When you copy the data, keep every word exactly as it is and leave the pictures out.

==== DATASET EXCERPTS ====

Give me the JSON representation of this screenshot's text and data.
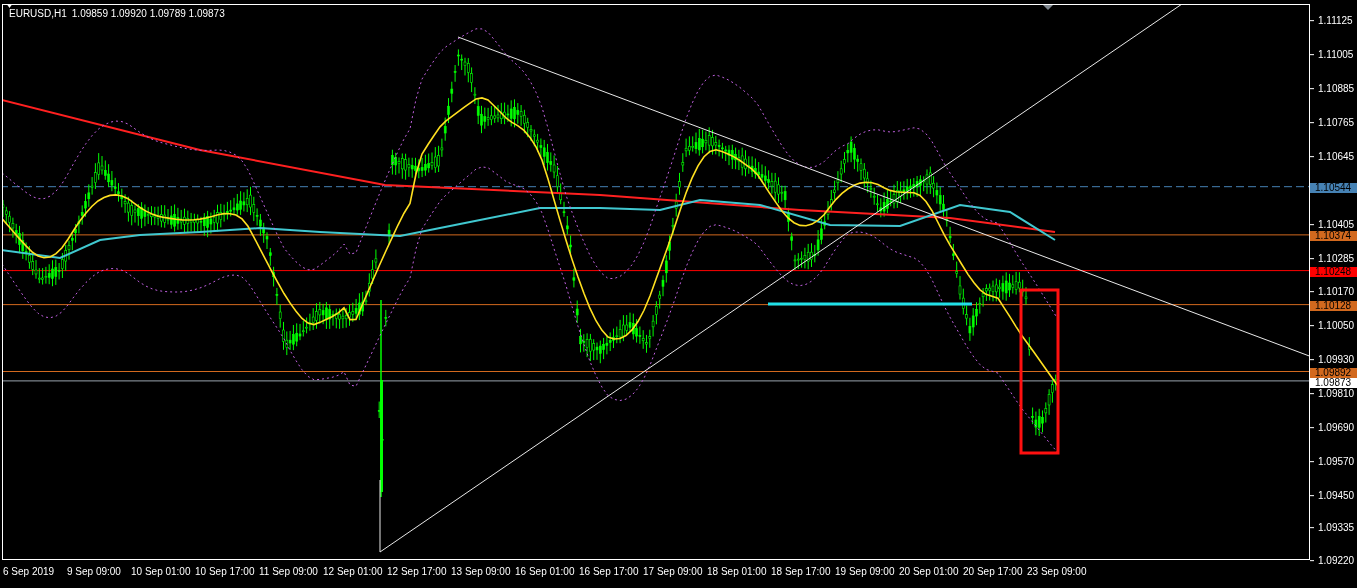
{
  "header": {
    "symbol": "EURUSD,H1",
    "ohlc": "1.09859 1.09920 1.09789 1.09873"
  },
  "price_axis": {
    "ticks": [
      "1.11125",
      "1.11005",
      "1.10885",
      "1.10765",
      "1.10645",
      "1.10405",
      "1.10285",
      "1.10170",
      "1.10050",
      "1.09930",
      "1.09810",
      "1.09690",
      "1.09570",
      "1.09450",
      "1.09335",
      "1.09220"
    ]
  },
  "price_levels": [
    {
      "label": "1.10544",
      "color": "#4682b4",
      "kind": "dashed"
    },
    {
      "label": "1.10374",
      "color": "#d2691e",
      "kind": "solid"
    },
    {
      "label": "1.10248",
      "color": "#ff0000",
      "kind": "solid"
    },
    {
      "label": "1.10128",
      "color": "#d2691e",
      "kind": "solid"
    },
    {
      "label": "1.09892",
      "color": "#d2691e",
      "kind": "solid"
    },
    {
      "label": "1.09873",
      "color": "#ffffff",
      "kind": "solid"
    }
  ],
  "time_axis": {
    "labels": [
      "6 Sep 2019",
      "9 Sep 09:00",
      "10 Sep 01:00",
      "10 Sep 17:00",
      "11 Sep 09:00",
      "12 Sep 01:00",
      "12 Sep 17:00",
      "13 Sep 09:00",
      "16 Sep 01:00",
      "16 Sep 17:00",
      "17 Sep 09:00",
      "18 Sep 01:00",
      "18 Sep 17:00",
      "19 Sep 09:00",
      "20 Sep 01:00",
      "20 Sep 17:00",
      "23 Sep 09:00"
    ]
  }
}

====

# YOUR SOLUTION:
Give me the JSON representation of this screenshot's text and data.
{
  "header": {
    "symbol": "EURUSD,H1",
    "ohlc": "1.09859 1.09920 1.09789 1.09873"
  },
  "price_axis": {
    "ticks": [
      "1.11125",
      "1.11005",
      "1.10885",
      "1.10765",
      "1.10645",
      "1.10405",
      "1.10285",
      "1.10170",
      "1.10050",
      "1.09930",
      "1.09810",
      "1.09690",
      "1.09570",
      "1.09450",
      "1.09335",
      "1.09220"
    ]
  },
  "price_levels": [
    {
      "label": "1.10544",
      "color": "#4682b4",
      "kind": "dashed"
    },
    {
      "label": "1.10374",
      "color": "#d2691e",
      "kind": "solid"
    },
    {
      "label": "1.10248",
      "color": "#ff0000",
      "kind": "solid"
    },
    {
      "label": "1.10128",
      "color": "#d2691e",
      "kind": "solid"
    },
    {
      "label": "1.09892",
      "color": "#d2691e",
      "kind": "solid"
    },
    {
      "label": "1.09873",
      "color": "#ffffff",
      "kind": "solid"
    }
  ],
  "time_axis": {
    "labels": [
      "6 Sep 2019",
      "9 Sep 09:00",
      "10 Sep 01:00",
      "10 Sep 17:00",
      "11 Sep 09:00",
      "12 Sep 01:00",
      "12 Sep 17:00",
      "13 Sep 09:00",
      "16 Sep 01:00",
      "16 Sep 17:00",
      "17 Sep 09:00",
      "18 Sep 01:00",
      "18 Sep 17:00",
      "19 Sep 09:00",
      "20 Sep 01:00",
      "20 Sep 17:00",
      "23 Sep 09:00"
    ]
  }
}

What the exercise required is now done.